This approach allows us to appropriately consider the so called ‘people’ dimension in the management of supply chain risk. That way you get a more complete picture of what is going on behind decisions that determine supply chain risk strategies.
In addition to the structural and technical aspects of managing supply chain risk, there is another set of crucial variables – the human variables that need to be considered if we are to fully understand how supply chain risks are perceived, how they are assessed and how supply chain risk management decisions are made.
Despite seeming to be the case, decisions are never made by a supply chain; they are made by people within the supply chain.

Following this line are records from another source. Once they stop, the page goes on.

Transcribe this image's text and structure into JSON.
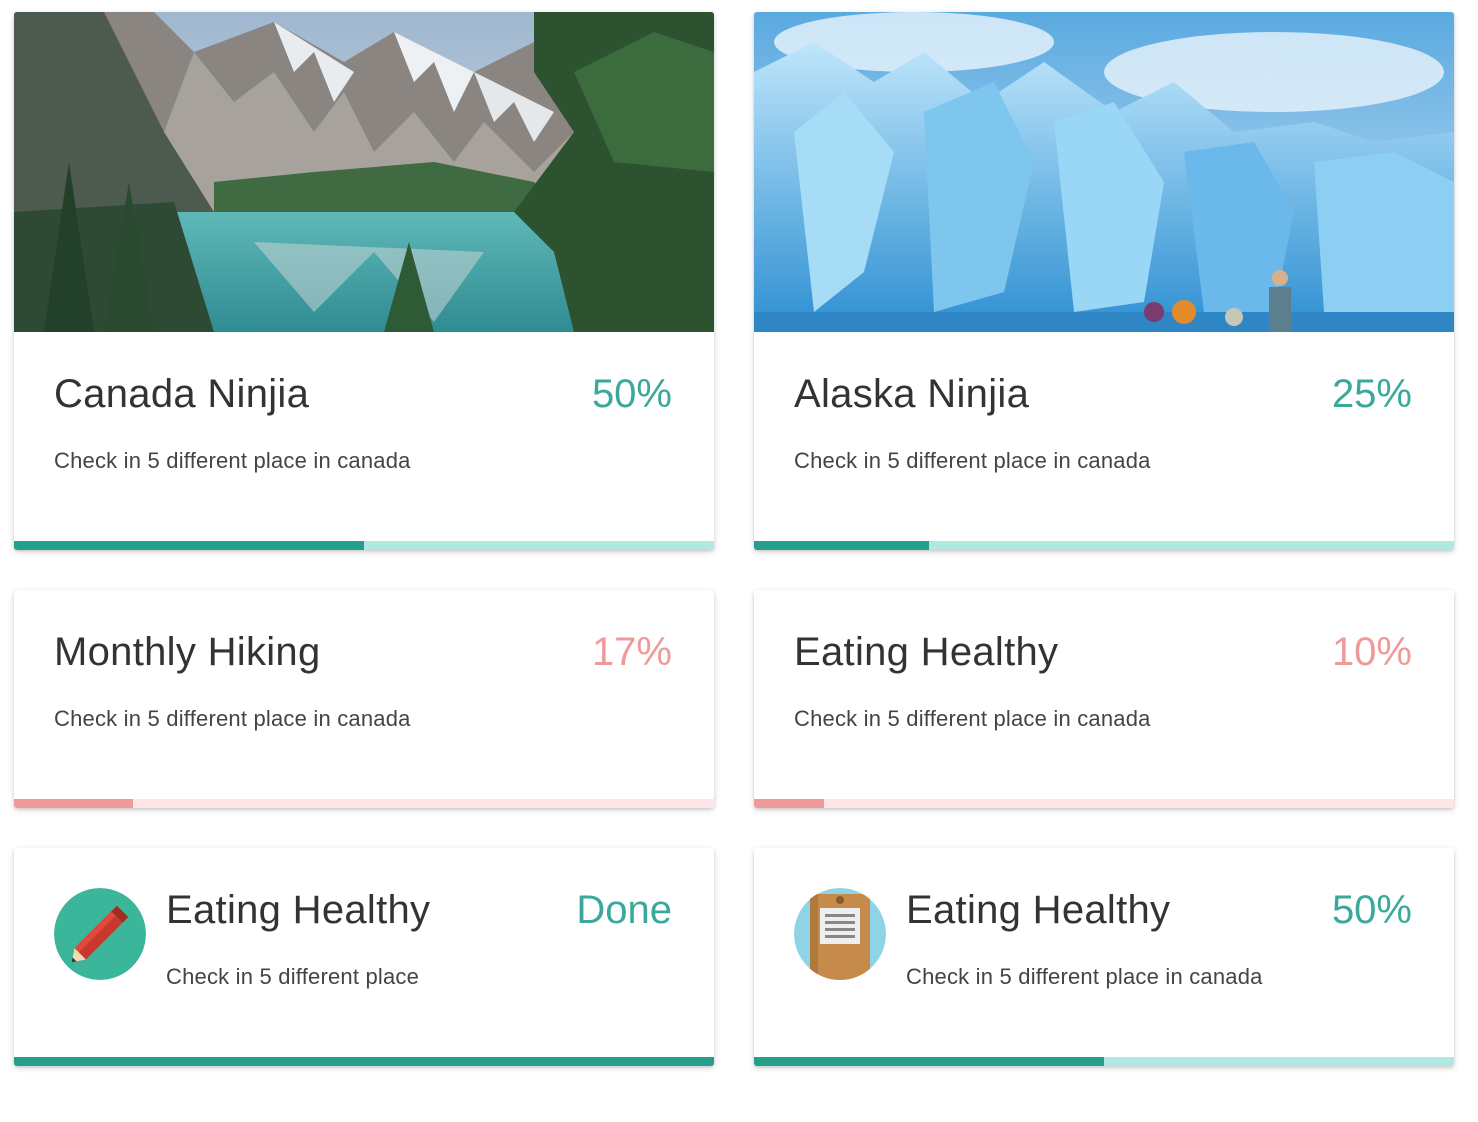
{
  "colors": {
    "teal": "#3aa89a",
    "teal_dark": "#269e8c",
    "teal_light": "#aee8e0",
    "pink": "#ef9a9a",
    "pink_light": "#fde4e6"
  },
  "cards": [
    {
      "title": "Canada Ninjia",
      "value": "50%",
      "description": "Check in 5 different place in canada",
      "progress": 0.5,
      "accent": "teal",
      "image": "mountain-lake-photo"
    },
    {
      "title": "Alaska Ninjia",
      "value": "25%",
      "description": "Check in 5 different place in canada",
      "progress": 0.25,
      "accent": "teal",
      "image": "glacier-photo"
    },
    {
      "title": "Monthly Hiking",
      "value": "17%",
      "description": "Check in 5 different place in canada",
      "progress": 0.17,
      "accent": "pink"
    },
    {
      "title": "Eating Healthy",
      "value": "10%",
      "description": "Check in 5 different place in canada",
      "progress": 0.1,
      "accent": "pink"
    },
    {
      "title": "Eating Healthy",
      "value": "Done",
      "description": "Check in 5 different place",
      "progress": 1.0,
      "accent": "teal",
      "icon": "pencil-icon"
    },
    {
      "title": "Eating Healthy",
      "value": "50%",
      "description": "Check in 5 different place in canada",
      "progress": 0.5,
      "accent": "teal",
      "icon": "clipboard-icon"
    }
  ]
}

That is why we need a behavioural approach to supply chain risk management just as much as we need other approaches to help us shed light on that particular factor in the equation.
Supply chain risk, especially when it comes to probability and estimated frequency of supply chain disruptions is still very much down to the individual perception of the supply chain managers. The impact of supply chain disruptions is usually easier to estimate because companies can work with financial records. The probability that a supply chain disruption will occur is much more difficult to estimate. This is usually where the individual perception of the supply chain manager and their ability to process received data takes the lead.
We all perceive risk in a way that deviates from what is so called unbounded rationality. It means that we, due to time constraints, unlimited transparency of information, etc., as a rule will not be able analyse the whole situation or environment. To a certain extent or perhaps a large extent they will have to rely on our own perception of risk.
Other factors which come in are individual differences. With personality traits, individual cognitive biases, judgment and decision making biases, and differences such as past experiences, individual working style, problem solving style, coping with uncertainty, ambiguous situations etc. all making a potential difference. The individual behind the chain is much more important than the chain itself. So surely having a particular personality type is more beneficial to specific roles?
What is the best personality type?
Obviously, supply chain managers have a tremendous impact on the success of an organisation and often make decisions which dictate the direction of the supply chain. These managers are engaged in every facet of the business process – planning, purchasing, production, transportation, storage & distribution, customer service, and more! In short, these managers are the glue that connects the different parts of the organisation. Their performance helps organisations control expenses, boost sales, and maximise profits.
Two additional roles focus on facilitation and collaboration. Because supply chain managers touch so many different parts of the business, they are in a unique position to help other functions execute their strategies. They are also called upon to diagnose and support the needs of external supply chain partners.
Timely customer communication and technology-enabled visibility allows companies to monitor product flows and collaboratively respond to potential delivery problems.
The nature of supply chain jobs varies greatly. At one end of the spectrum are operations-focused positions. These action-oriented roles involve the day-to-day management of people and product flows. You would likely be working in a distribution facility, port, terminal, or operations centre. At the other end of the spectrum are planning-oriented positions. These office-based positions focus on supply management; demand forecasting, inventory control, performance analysis, or troubleshooting customer problems.
What can all these different aspect of the roles mean? It means there is no-one personality type best suited to a particular supply chain role. Each personality type, whether an ENTJ; Extrovert, Intuitive, Feeling, Perceiving, or an ISTJ; Introverted, Sensing, Thinking, Judging, there will be a specialised role perfectly suited to your strengths.
Each role presents a different type of SCM career starting point. Whether you prefer to work with a team of people to achieve tangible results, develop processes to improve performance, or apply technology to analyse data, there are ample supply chain opportunities waiting for you!
These careers are available in a wide variety of organisations – manufacturers, retailers, transportation companies, third party logistics firms, government agencies, and service firms. The array of companies needing supply chain expertise is nearly endless.
The same can be said for any role. An overabundance of a particular personality type and the skills that come with it create ‘skills saturation. ’A diverse range of skills and abilities is required in any situation – this extends to all roles within supply chain management. It’s important to recognise your strengths and understand your weaknesses to work effectively. Excel at what you’re good at and seek help in your problem areas.